OKLAHOMA CITY: He has only played four games with his new team, but already the Cavaliers have seen most of what Spencer Hawes can do. He’s a terrific long-range shooter and a gifted passer, particularly for a big man. He can rebound and find the open man.
And he has a big mouth.
Hawes was assessed a technical in the Cavs’ loss to the Toronto Raptors on Tuesday. It was his eighth this season, which ties him for the fifth-most in the league.
The Sacramento Kings’ DeMarcus Cousins leads the NBA with 13 technicals, the Los Angeles Clippers’ Blake Griffin has 12 and the Indiana Pacers’ Lance Stephenson has 10.
Not far behind is Hawes, who conceded after the shocking win Wednesday over the Oklahoma City Thunder that he has a quick trigger.
“It’s usually for profanity,” he said.

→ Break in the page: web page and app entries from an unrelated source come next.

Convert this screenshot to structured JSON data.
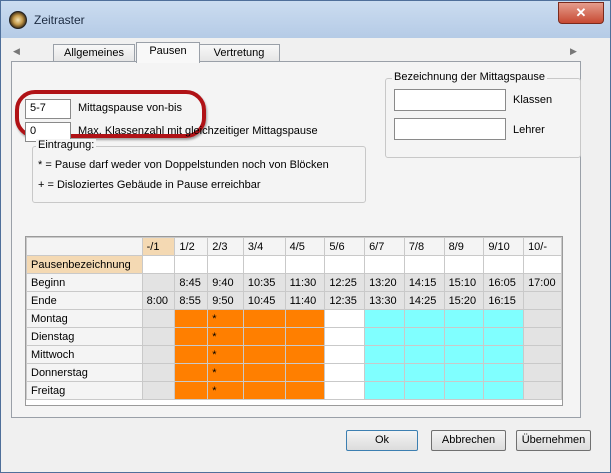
{
  "window": {
    "title": "Zeitraster",
    "close": "✕"
  },
  "tabs": [
    {
      "label": "Allgemeines"
    },
    {
      "label": "Pausen"
    },
    {
      "label": "Vertretung"
    }
  ],
  "form": {
    "lunch_value": "5-7",
    "lunch_label": "Mittagspause von-bis",
    "max_value": "0",
    "max_label": "Max. Klassenzahl mit gleichzeitiger Mittagspause",
    "lunch_name_title": "Bezeichnung der Mittagspause",
    "klassen_value": "",
    "klassen_label": "Klassen",
    "lehrer_value": "",
    "lehrer_label": "Lehrer"
  },
  "legend": {
    "title": "Eintragung:",
    "line1": "* = Pause darf weder von Doppelstunden noch von Blöcken",
    "line2": "+ = Disloziertes Gebäude in Pause erreichbar"
  },
  "grid": {
    "columns": [
      "-/1",
      "1/2",
      "2/3",
      "3/4",
      "4/5",
      "5/6",
      "6/7",
      "7/8",
      "8/9",
      "9/10",
      "10/-"
    ],
    "rows": [
      {
        "label": "Pausenbezeichnung",
        "cells": [
          "",
          "",
          "",
          "",
          "",
          "",
          "",
          "",
          "",
          "",
          ""
        ]
      },
      {
        "label": "Beginn",
        "cells": [
          "",
          "8:45",
          "9:40",
          "10:35",
          "11:30",
          "12:25",
          "13:20",
          "14:15",
          "15:10",
          "16:05",
          "17:00"
        ]
      },
      {
        "label": "Ende",
        "cells": [
          "8:00",
          "8:55",
          "9:50",
          "10:45",
          "11:40",
          "12:35",
          "13:30",
          "14:25",
          "15:20",
          "16:15",
          ""
        ]
      },
      {
        "label": "Montag",
        "cells": [
          "",
          "",
          "*",
          "",
          "",
          "",
          "",
          "",
          "",
          "",
          ""
        ]
      },
      {
        "label": "Dienstag",
        "cells": [
          "",
          "",
          "*",
          "",
          "",
          "",
          "",
          "",
          "",
          "",
          ""
        ]
      },
      {
        "label": "Mittwoch",
        "cells": [
          "",
          "",
          "*",
          "",
          "",
          "",
          "",
          "",
          "",
          "",
          ""
        ]
      },
      {
        "label": "Donnerstag",
        "cells": [
          "",
          "",
          "*",
          "",
          "",
          "",
          "",
          "",
          "",
          "",
          ""
        ]
      },
      {
        "label": "Freitag",
        "cells": [
          "",
          "",
          "*",
          "",
          "",
          "",
          "",
          "",
          "",
          "",
          ""
        ]
      }
    ],
    "day_colors": [
      "gray",
      "orange",
      "orange",
      "orange",
      "orange",
      "white",
      "cyan",
      "cyan",
      "cyan",
      "cyan",
      "gray"
    ]
  },
  "colors": {
    "break": "#ff7f00",
    "lunch": "#ffffff",
    "afternoon": "#80ffff",
    "highlight": "#b01216"
  },
  "buttons": {
    "ok": "Ok",
    "cancel": "Abbrechen",
    "apply": "Übernehmen"
  }
}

He had the Thunder cursing Wednesday after scoring 19 points, grabbing seven rebounds and going 3-for-6 shooting 3-pointers. In four games with the Cavs, Hawes has already worked his way into the starting lineup and is averaging 14.3 points, 9 rebounds and 2.3 assists. He is shooting 44 percent, including 47 percent on 3-pointers. Most important, he’s cleared congestion out of the lane.
Hawes was acquired by acting General Manager David Griffin in large part because of the spacing he could provide. The Cavs are a drive-and-kick team, Griffin reasoned, but the only way to effectively drive and kick is to have room to do so.
Coach Mike Brown moved Hawes into the starting lineup this week because he believes Hawes is a better fit alongside Tristan Thompson. Thompson stays close to the basket, and Hawes has demonstrated he has 3-point range. But when he was coming off the bench, Brown noticed too many times when both Hawes and Anthony Bennett were on the perimeter and no one was left inside.
“At times we’ve got five guys on the perimeter and we’re not quite to the point where we can play like that all the time,” Brown said.
Hawes is averaging 3.2 assists to rank second among centers behind the Chicago Bulls’ Joakim Noah (4.6). His .405 3-point percentage leads all centers in the NBA.
“You have a guy like that who can space the perimeter, it makes your job a lot easier,” Kyrie Irving said, using pick-and-roll plays as an example. “Spencer is wide open and he’s going to make the right play. That’s what we need him to do on a consistent basis.”
Brown has tinkered with a big lineup that includes Hawes and Tyler Zeller playing together. He used it for the bulk of the fourth quarter of the home loss Tuesday to the Raptors, then tried it again briefly Wednesday in the win over the Thunder. One of Zeller’s biggest leaps this season is his confidence in rolling to the basket in pick-and-roll situations. That is allowing Brown to play both bigs, as long as Zeller stays in the game defensively and doesn’t get caught out of position.
With 23 games left, Hawes’ transition into the Cavs lineup has gone about as smooth as possible.
“It’s a testament to the guys,” Hawes said. “They’ve embraced me and really helped me out making it as seamless as possible knowing we have no time to spare. They’ve really helped me out on both ends and trying to assimilate as quickly as possible.”
Whether or not he sticks around beyond this season remains to be seen. He’s only 25, but he’s making $6.5 million in the final year of his contract. It’s fair to say there are larger contract priorities this summer than Hawes, but the Cavs have been pleased with what they’ve seen so far.
“The stuff he’s doing for us now we kind of felt that he was able to do coming in, but you don’t really get the real gist of it until you are able to play with him for a few games,” Brown said. “Spencer’s an intelligent guy. He’s a guy who works hard and he’s got a few skill sets offensively that we didn’t have from a big. We’re getting used to what he can do for us offensively.”
Jason Lloyd can be reached at firstname.lastname@example.org. Read the Cavs blog at https://ohio.com/cavs. Follow him on Twitter http://www.twitter.com/JasonLloydABJ. Follow ABJ sports on Facebook at http://www.facebook.com/sports.abj.